Johnny Fast talker is an Agent for Big Blue Brokerage, which has recently come out with an analyst's report regarding the OTC BB oil/gas stock: Gassed Up. The firm's analysts believe the stock is a good buy, indicating a promising future with attractive growth potential. While getting doughnuts one morning, Johnny Fasttalker notices an article in a newspaper mentioning that Gassed Up officers are anticipating that the stock will soon be quoted on the NASDAQ National Markets system (NNM). Johnny is very excited about the news, since it reaffirms how brilliant his firm's analysts are. In turn, he immediately calls his best client to tell them about the stock. While chatting with his most risk-tolerant client, Johnny mentions that he noticed Gassed Up in the morning paper, which mentioned the possible NNM listing. Johnny feels that when the papers pick up such news, the upgrade in the stock's quotation generally is inevitable, and his client would be wise to get in before the listing is actually approved. Has Johnny committed any fraudulent activity?
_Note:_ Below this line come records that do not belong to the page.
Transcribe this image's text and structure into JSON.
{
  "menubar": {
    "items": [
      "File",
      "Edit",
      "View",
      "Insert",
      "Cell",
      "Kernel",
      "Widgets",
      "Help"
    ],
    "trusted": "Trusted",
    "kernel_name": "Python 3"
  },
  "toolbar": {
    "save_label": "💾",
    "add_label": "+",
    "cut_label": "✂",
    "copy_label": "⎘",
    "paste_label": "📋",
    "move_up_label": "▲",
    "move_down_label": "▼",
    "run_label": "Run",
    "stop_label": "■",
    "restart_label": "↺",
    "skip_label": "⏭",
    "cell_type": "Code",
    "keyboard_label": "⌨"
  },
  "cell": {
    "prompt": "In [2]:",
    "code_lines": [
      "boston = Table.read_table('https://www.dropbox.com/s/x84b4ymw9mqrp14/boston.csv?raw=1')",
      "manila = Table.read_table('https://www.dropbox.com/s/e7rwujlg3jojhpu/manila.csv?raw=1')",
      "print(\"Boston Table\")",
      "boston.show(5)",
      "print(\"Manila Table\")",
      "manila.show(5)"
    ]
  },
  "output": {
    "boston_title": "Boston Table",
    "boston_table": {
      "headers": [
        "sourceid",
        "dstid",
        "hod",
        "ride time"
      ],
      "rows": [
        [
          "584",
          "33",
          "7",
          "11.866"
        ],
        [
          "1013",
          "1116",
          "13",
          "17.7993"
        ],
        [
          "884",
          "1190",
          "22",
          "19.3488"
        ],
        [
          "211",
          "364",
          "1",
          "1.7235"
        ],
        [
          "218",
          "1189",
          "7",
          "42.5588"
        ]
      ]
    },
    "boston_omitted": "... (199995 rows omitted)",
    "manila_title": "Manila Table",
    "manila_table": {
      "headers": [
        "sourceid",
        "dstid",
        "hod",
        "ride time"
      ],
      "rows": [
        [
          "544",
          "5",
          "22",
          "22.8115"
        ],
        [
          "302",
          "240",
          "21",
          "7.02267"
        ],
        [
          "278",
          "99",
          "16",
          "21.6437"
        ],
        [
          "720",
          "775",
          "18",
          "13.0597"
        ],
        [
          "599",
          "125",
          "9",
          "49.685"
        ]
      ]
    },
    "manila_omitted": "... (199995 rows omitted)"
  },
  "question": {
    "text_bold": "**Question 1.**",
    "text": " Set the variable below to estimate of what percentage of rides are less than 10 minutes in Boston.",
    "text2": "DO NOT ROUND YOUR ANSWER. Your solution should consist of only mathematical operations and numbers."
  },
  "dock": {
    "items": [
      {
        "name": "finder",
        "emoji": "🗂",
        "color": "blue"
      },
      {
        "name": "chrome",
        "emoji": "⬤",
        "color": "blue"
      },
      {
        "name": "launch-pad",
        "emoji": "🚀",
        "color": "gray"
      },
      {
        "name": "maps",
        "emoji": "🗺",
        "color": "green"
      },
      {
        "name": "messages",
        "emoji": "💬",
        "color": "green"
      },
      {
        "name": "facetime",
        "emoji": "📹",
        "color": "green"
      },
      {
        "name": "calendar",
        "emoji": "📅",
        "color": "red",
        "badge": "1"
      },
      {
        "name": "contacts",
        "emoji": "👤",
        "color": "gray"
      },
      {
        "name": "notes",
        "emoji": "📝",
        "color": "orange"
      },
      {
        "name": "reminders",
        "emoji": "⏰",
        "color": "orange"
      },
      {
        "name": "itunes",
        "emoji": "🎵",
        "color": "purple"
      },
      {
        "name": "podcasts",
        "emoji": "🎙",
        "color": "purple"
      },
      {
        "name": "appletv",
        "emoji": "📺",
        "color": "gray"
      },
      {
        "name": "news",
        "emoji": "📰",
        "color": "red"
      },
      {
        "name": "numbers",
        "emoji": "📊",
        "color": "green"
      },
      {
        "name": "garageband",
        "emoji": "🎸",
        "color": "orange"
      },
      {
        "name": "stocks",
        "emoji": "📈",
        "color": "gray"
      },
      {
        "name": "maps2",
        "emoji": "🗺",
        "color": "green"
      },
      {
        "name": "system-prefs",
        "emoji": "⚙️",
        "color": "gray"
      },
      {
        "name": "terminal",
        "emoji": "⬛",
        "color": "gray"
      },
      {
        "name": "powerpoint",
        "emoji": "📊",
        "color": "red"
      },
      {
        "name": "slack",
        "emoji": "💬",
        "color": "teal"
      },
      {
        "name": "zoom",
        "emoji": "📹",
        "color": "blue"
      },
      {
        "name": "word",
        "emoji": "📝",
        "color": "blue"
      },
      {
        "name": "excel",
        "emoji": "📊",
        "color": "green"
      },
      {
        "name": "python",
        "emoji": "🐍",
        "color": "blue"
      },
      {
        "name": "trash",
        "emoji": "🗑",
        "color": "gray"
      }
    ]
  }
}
Yes, though the morning paper reported that Gassed Up company officials anticipate the quotation in the NNM, Johnny has no specific (or public) information as to any official confirmation of NASDAQNM's approval. Thus, he has fraudulently misled his client, and can be liable for both civil and criminal penalties.

Trade Practices

Related Articles
  1. Personal Finance

    When (And How) To Fire A Client

    Firing the clients who take more of your time and effort than the revenue they contribute is a great way to improve your bottom line.
  2. Financial Advisor

    4 Strategies to Handle Clients Who Ignore Advice

    Working with clients that ignore your advice can be frustrating. Here are four ways to approach the situation.
  3. Financial Advisor

    Advisors: When Should You Fire a Client?

    Sometimes firing a client is necessary. Here's how to know when it's time to show a client the door.
  4. Financial Advisor

    Common Mistakes Advisors Make with Clients

    Financial advisors should learn to avoid making these these common mistakes with clients.
  5. Small Business

    Keeping Clients Through Good And Bad Times

    If you work in the financial industry, the secret to keeping clients happy is to be consistent.
  6. Financial Advisor

    How Advisors Should Prep for an Initial Meeting

    First impressions count, so prepare well for your first meeting with a client. Get to know as much as you can about the person and be ready to answer questions.
  7. Financial Advisor

    Advisors: How to Secure More of a Client's Assets

    Taking over a larger portion of client assets is an art. Here are some tips on how to increase your asset management.
  8. Financial Advisor

    How to Protect Client Assets in a Bear Market

    Here are some strategies for how to protect client assets in a bear market.
  9. Financial Advisor

    Advisors Should Be Ready for These 5 Questions

    Advisors should be prepared to provide answers to these common questions asked by prospective clients.
  10. Financial Advisor

    Top 3 Things NOT to Say to Clients

    Steadily growing your client roster can be tough these days. Communicating effectively with customers should be one of your top priorities.
Frequently Asked Questions
  1. Depreciation Can Shield Taxes, Bolster Cash Flow

    Depreciation can be used as a tax-deductible expense to reduce tax costs, bolstering cash flow
  2. What schools did Warren Buffett attend on his way to getting his science and economics degrees?

    Learn how Warren Buffett became so successful through his attendance at multiple prestigious schools and his real-world experiences.
  3. How many attempts at each CFA exam is a candidate permitted?

    The CFA Institute allows an individual an unlimited amount of attempts at each examination.Although you can attempt the examination ...
  4. What's the average salary of a market research analyst?

    Learn about average stock market analyst salaries in the U.S. and different factors that affect salaries and overall levels ...
Trading Center